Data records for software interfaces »
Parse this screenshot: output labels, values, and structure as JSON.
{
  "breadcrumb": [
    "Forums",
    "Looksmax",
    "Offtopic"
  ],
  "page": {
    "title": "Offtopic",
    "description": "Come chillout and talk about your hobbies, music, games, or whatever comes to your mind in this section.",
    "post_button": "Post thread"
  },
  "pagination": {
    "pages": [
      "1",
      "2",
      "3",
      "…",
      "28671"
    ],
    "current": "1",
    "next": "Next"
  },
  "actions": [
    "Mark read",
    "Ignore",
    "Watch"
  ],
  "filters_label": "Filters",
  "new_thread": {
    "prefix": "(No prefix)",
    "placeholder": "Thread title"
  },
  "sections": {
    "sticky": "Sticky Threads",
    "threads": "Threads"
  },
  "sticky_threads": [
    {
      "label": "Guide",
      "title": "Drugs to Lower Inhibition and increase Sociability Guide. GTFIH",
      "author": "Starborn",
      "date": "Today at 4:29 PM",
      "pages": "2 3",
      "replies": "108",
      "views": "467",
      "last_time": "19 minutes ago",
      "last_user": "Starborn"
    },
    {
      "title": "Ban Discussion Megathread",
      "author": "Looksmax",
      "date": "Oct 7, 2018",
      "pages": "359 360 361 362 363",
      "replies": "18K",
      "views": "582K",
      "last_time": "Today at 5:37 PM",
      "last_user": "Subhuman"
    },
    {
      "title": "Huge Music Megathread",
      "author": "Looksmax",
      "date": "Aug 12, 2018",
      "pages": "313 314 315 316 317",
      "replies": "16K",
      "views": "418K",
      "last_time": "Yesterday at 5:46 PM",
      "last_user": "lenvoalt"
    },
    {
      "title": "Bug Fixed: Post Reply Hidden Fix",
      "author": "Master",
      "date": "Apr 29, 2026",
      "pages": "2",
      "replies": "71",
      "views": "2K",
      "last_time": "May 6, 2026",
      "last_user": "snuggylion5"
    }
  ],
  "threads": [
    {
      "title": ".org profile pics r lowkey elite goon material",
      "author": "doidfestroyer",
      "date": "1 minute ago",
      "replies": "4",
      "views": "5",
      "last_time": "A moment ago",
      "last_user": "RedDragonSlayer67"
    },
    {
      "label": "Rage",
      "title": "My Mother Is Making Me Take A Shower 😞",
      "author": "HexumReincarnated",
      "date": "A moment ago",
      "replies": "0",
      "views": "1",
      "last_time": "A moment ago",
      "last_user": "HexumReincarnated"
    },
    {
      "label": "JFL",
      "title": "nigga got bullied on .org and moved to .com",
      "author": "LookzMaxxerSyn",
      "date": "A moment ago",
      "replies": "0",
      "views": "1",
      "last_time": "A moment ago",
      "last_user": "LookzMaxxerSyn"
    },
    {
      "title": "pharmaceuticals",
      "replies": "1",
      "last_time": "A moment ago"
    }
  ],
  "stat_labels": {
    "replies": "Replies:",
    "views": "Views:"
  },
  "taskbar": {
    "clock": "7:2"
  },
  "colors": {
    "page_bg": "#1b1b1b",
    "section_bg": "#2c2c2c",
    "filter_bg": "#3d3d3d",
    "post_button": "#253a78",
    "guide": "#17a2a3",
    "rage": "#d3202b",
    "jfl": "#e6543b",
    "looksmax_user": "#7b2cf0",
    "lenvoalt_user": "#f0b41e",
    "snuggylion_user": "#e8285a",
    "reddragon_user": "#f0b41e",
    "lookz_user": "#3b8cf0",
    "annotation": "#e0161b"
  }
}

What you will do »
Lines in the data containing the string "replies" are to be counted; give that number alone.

Exercise response »
9